“Now that's the shot you wanna have!” This phrase became a joke with me Hardik and Deepti during our days traveling together. I heard it from Hardik too many times to count.
Over the years he has developed a tendency to think he knows exactly what photographers want. I guess he is often right. So many people with a camera just want to shoot what everyone else shoots, but I don’t. His guess rate for what shot I actually wanted to have was not very high. Every time he’d say the phrase I’d laugh and go on searching for my images.
Eventually, Deepti and I both started joking about it, parodying Hardik. If there was any stereotypically interesting scene around, whoever saw it first would say “Now, that’s the shot you wanna have!"
Hardik is a pretty observative guy though. After two weeks of mostly missing, he finally did find a “Shot I wanted to have” on the night before we left for Delhi.
So many activities in India look strangely photogenic. That was the case with the road workers spraying sand over asphalt along a road near Hardik’s house. He noticed them and immediately called me. "Oh, man, you've gotta come now! There's smoke, there's light! It looks incredible!"

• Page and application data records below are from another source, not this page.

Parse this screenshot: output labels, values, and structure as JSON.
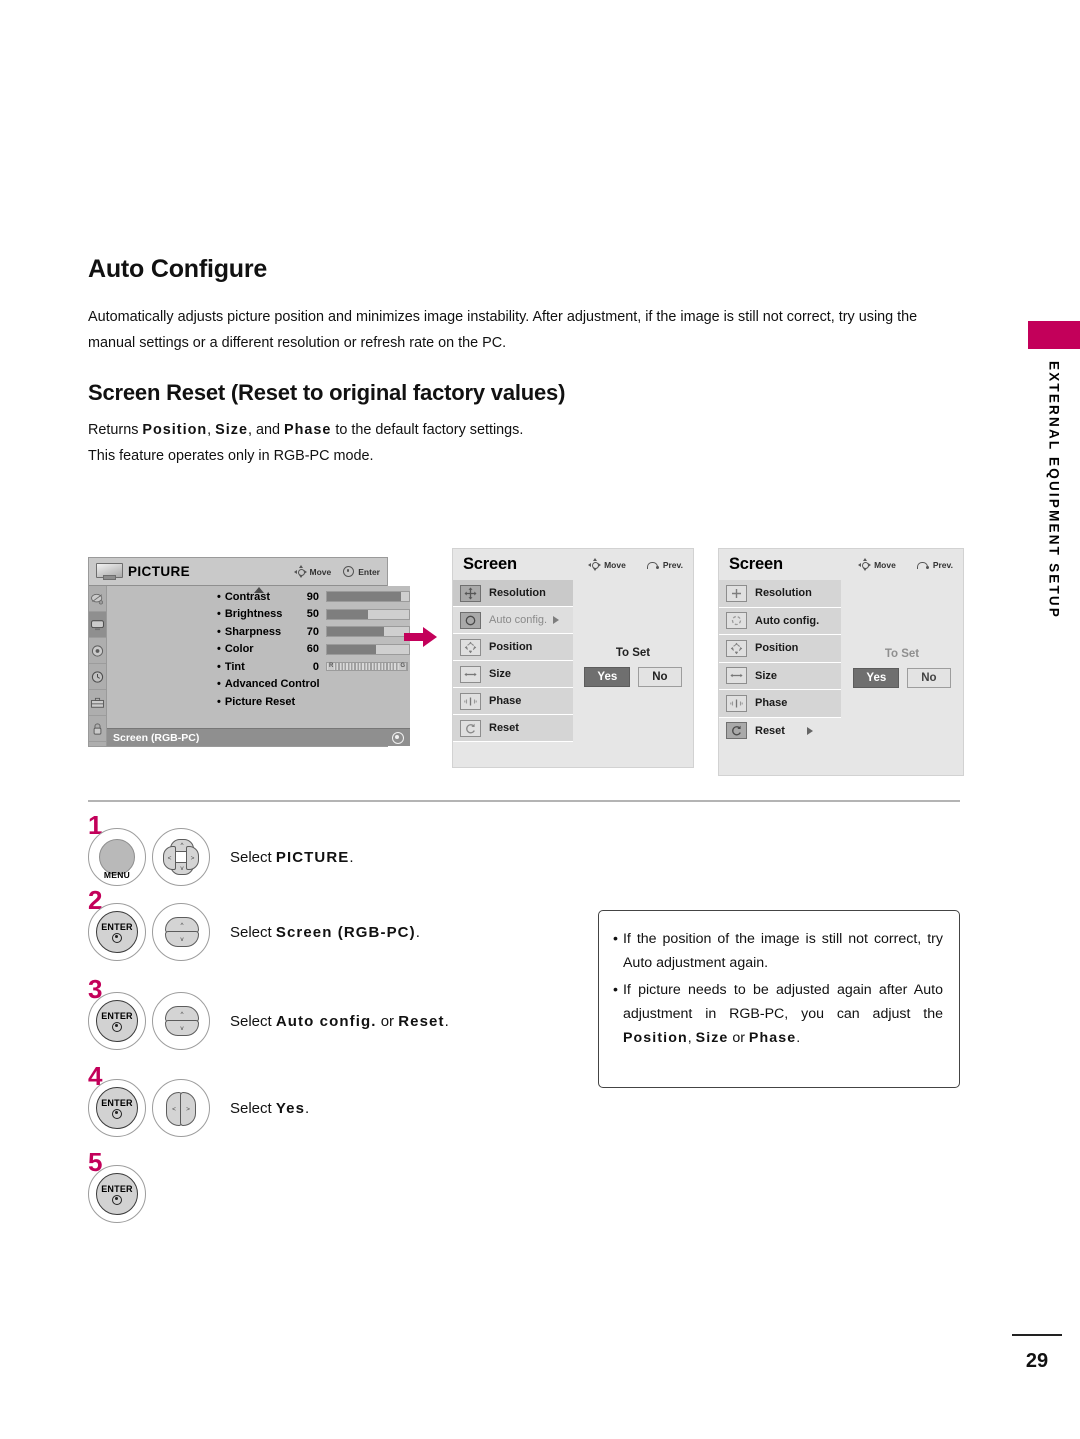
{
  "side_tab": {
    "label": "EXTERNAL EQUIPMENT SETUP",
    "accent": "#C3005A"
  },
  "sections": {
    "auto_configure": {
      "heading": "Auto Configure",
      "body": "Automatically adjusts picture position and minimizes image instability. After adjustment, if the image is still not correct, try using the manual settings or a different resolution or refresh rate on the PC."
    },
    "screen_reset": {
      "heading": "Screen Reset (Reset to original factory values)",
      "line1_pre": "Returns ",
      "line1_b1": "Position",
      "line1_sep1": ", ",
      "line1_b2": "Size",
      "line1_sep2": ", and ",
      "line1_b3": "Phase",
      "line1_post": " to the default factory settings.",
      "line2": "This feature operates only in RGB-PC mode."
    }
  },
  "picture_menu": {
    "title": "PICTURE",
    "hints": {
      "move": "Move",
      "enter": "Enter"
    },
    "rows": [
      {
        "label": "Contrast",
        "value": "90",
        "fill_pct": 90,
        "type": "bar"
      },
      {
        "label": "Brightness",
        "value": "50",
        "fill_pct": 50,
        "type": "bar"
      },
      {
        "label": "Sharpness",
        "value": "70",
        "fill_pct": 70,
        "type": "bar"
      },
      {
        "label": "Color",
        "value": "60",
        "fill_pct": 60,
        "type": "bar"
      },
      {
        "label": "Tint",
        "value": "0",
        "type": "tint",
        "tint_left": "R",
        "tint_right": "G"
      },
      {
        "label": "Advanced Control",
        "value": "",
        "type": "plain"
      },
      {
        "label": "Picture Reset",
        "value": "",
        "type": "plain"
      }
    ],
    "footer": "Screen (RGB-PC)"
  },
  "screen_menu_a": {
    "title": "Screen",
    "hints": {
      "move": "Move",
      "prev": "Prev."
    },
    "items": [
      {
        "label": "Resolution",
        "state": "active",
        "arrow": false
      },
      {
        "label": "Auto config.",
        "state": "dim",
        "arrow": true
      },
      {
        "label": "Position",
        "state": "normal",
        "arrow": false
      },
      {
        "label": "Size",
        "state": "normal",
        "arrow": false
      },
      {
        "label": "Phase",
        "state": "normal",
        "arrow": false
      },
      {
        "label": "Reset",
        "state": "normal",
        "arrow": false
      }
    ],
    "to_set": "To Set",
    "yes": "Yes",
    "no": "No"
  },
  "screen_menu_b": {
    "title": "Screen",
    "hints": {
      "move": "Move",
      "prev": "Prev."
    },
    "items": [
      {
        "label": "Resolution",
        "state": "normal",
        "arrow": false
      },
      {
        "label": "Auto config.",
        "state": "normal",
        "arrow": false
      },
      {
        "label": "Position",
        "state": "normal",
        "arrow": false
      },
      {
        "label": "Size",
        "state": "normal",
        "arrow": false
      },
      {
        "label": "Phase",
        "state": "normal",
        "arrow": false
      },
      {
        "label": "Reset",
        "state": "active",
        "arrow": true
      }
    ],
    "to_set": "To Set",
    "yes": "Yes",
    "no": "No"
  },
  "steps": [
    {
      "num": "1",
      "button": "MENU",
      "pad": "4way",
      "text_pre": "Select ",
      "text_b": "PICTURE",
      "text_post": "."
    },
    {
      "num": "2",
      "button": "ENTER",
      "pad": "vert",
      "text_pre": "Select ",
      "text_b": "Screen (RGB-PC)",
      "text_post": "."
    },
    {
      "num": "3",
      "button": "ENTER",
      "pad": "vert",
      "text_pre": "Select ",
      "text_b": "Auto config.",
      "text_mid": " or ",
      "text_b2": "Reset",
      "text_post": "."
    },
    {
      "num": "4",
      "button": "ENTER",
      "pad": "horiz",
      "text_pre": "Select ",
      "text_b": "Yes",
      "text_post": "."
    },
    {
      "num": "5",
      "button": "ENTER",
      "pad": "none",
      "text_pre": "",
      "text_b": "",
      "text_post": ""
    }
  ],
  "note": {
    "bullet1": "If the position of the image is still not correct, try Auto adjustment again.",
    "bullet2_a": "If picture needs to be adjusted again after Auto adjustment in RGB-PC, you can adjust the ",
    "bullet2_b1": "Position",
    "bullet2_sep": ", ",
    "bullet2_b2": "Size",
    "bullet2_mid": " or ",
    "bullet2_b3": "Phase",
    "bullet2_end": "."
  },
  "page_number": "29"
}
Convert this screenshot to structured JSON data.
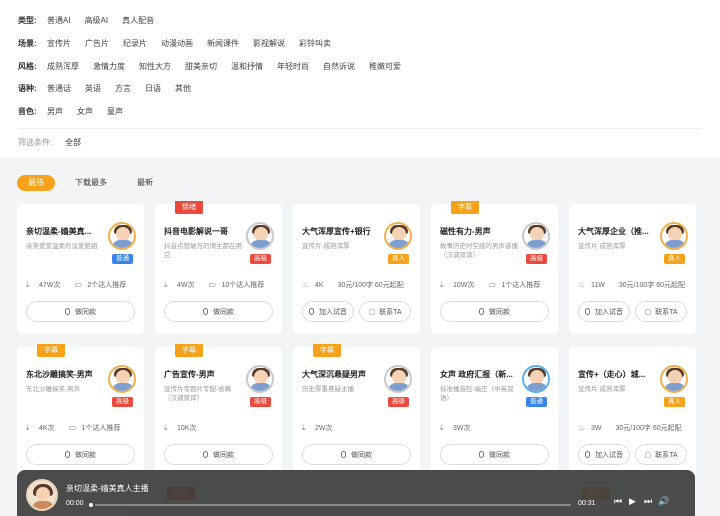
{
  "filters": {
    "type": {
      "label": "类型:",
      "options": [
        "普通AI",
        "高级AI",
        "真人配音"
      ]
    },
    "scene": {
      "label": "场景:",
      "options": [
        "宣传片",
        "广告片",
        "纪录片",
        "动漫动画",
        "新闻课件",
        "影视解说",
        "彩铃叫卖"
      ]
    },
    "style": {
      "label": "风格:",
      "options": [
        "成熟浑厚",
        "激情力度",
        "知性大方",
        "甜美亲切",
        "温和抒情",
        "年轻时尚",
        "自然诉说",
        "稚嫩可爱"
      ]
    },
    "language": {
      "label": "语种:",
      "options": [
        "普通话",
        "英语",
        "方言",
        "日语",
        "其他"
      ]
    },
    "voice": {
      "label": "音色:",
      "options": [
        "男声",
        "女声",
        "童声"
      ]
    },
    "selected": {
      "label": "筛选条件:",
      "value": "全部"
    }
  },
  "sort_tabs": [
    "最热",
    "下载最多",
    "最新"
  ],
  "cards": [
    {
      "title": "亲切温柔-嫱美真...",
      "desc": "亲笑爱爱温柔的淡爱姐姐",
      "badge": "普通",
      "badge_color": "blue",
      "stat1": "47W次",
      "stat2": "2个达人推荐",
      "button": "做同款"
    },
    {
      "tag": "情绪",
      "tag_color": "red",
      "title": "抖音电影解说一哥",
      "desc": "抖音点赞破万的博主都在用它",
      "badge": "高级",
      "badge_color": "red",
      "stat1": "4W次",
      "stat2": "10个达人推荐",
      "button": "做同款"
    },
    {
      "title": "大气浑厚宣传+银行",
      "desc": "宣传片·成熟浑厚",
      "badge": "真人",
      "badge_color": "orange",
      "stat1": "4K",
      "stat2": "30元/100字 60元起配",
      "button1": "加入试音",
      "button2": "联系TA"
    },
    {
      "tag": "字幕",
      "tag_color": "orange",
      "title": "磁性有力-男声",
      "desc": "故事历史时空感的男声音播（汉调双译）",
      "badge": "高级",
      "badge_color": "red",
      "stat1": "10W次",
      "stat2": "1个达人推荐",
      "button": "做同款"
    },
    {
      "title": "大气浑厚企业（推...",
      "desc": "宣传片·成熟浑厚",
      "badge": "真人",
      "badge_color": "orange",
      "stat1": "11W",
      "stat2": "30元/100字 60元起配",
      "button1": "加入试音",
      "button2": "联系TA"
    },
    {
      "tag": "字幕",
      "tag_color": "orange",
      "title": "东北沙雕搞笑-男声",
      "desc": "东北沙雕搞笑-男声",
      "badge": "高级",
      "badge_color": "red",
      "stat1": "4K次",
      "stat2": "1个达人推荐",
      "button": "做同款"
    },
    {
      "tag": "字幕",
      "tag_color": "orange",
      "title": "广告宣传-男声",
      "desc": "宣传片专题片专配-省略（汉调双译）",
      "badge": "高级",
      "badge_color": "red",
      "stat1": "10K次",
      "button": "做同款"
    },
    {
      "tag": "字幕",
      "tag_color": "orange",
      "title": "大气深沉悬疑男声",
      "desc": "历史厚重悬疑主播",
      "badge": "高级",
      "badge_color": "red",
      "stat1": "2W次",
      "button": "做同款"
    },
    {
      "title": "女声 政府汇报（新...",
      "desc": "标准播音腔-端庄（中英双语）",
      "badge": "普通",
      "badge_color": "blue",
      "stat1": "3W次",
      "button": "做同款"
    },
    {
      "title": "宣传+（走心）城...",
      "desc": "宣传片·成熟浑厚",
      "badge": "真人",
      "badge_color": "orange",
      "stat1": "3W",
      "stat2": "30元/100字 60元起配",
      "button1": "加入试音",
      "button2": "联系TA"
    }
  ],
  "peek_tags": [
    {
      "text": "情绪",
      "color": "red"
    },
    {
      "text": "字幕",
      "color": "orange"
    }
  ],
  "player": {
    "title": "亲切温柔-嫱美真人主播",
    "current": "00:00",
    "total": "00:31",
    "progress": 0
  }
}
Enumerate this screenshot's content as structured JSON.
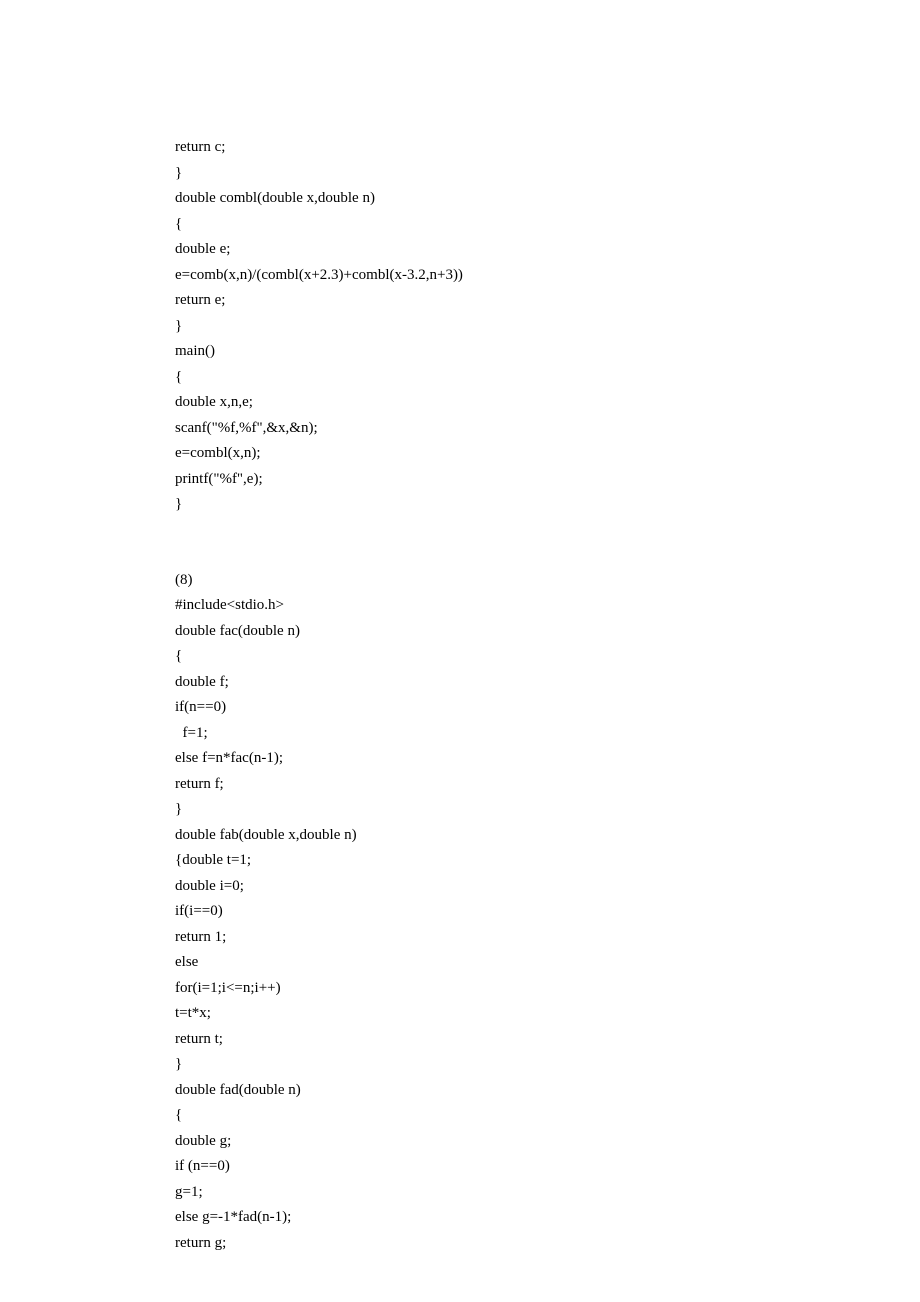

I remembered seeing the road works on our way into town, but it was impractical to get off the motorbikes, leave our bags on and to photograph. Now there was nothing else to do at the hotel anyway, so, I hopped on the bike and went to "Get the shot I wanted to have!"
The women's movements had a dance-like rhythm to them. The way the sand in the air was illuminated by light – it all felt very theatrical. Only of course it was work of the hardest, most under-appreciated kind.
I've already mentioned that I have tremendous respect for manual labourers around the world. There are so many of them in India. They risk their health to earn a meagre income. Without them we wouldn't have most of the conveniences we're so used to have in our daily lives. In this case that convenience was a decent road through town.
Constant exposure to the sand left this man's eyes looking red. In the dark, against his dark skin all that jumped out were those blod-shot eyes and the shiny teeth.
Walking on fresh asphalt inevitably leads to some of it sticking to the soles of your shoes. It took me an hour to get it off and I never managed to get rid of it completely. Eventually I threw the shoes away. This woman wasn't even wearing any.
And so that's it. My journey in India has come to an end. One month surely isn't enough. One lifetime isn't enough to really absorb what India has to offer. I'll be back again. No idea when, but, I'll be back...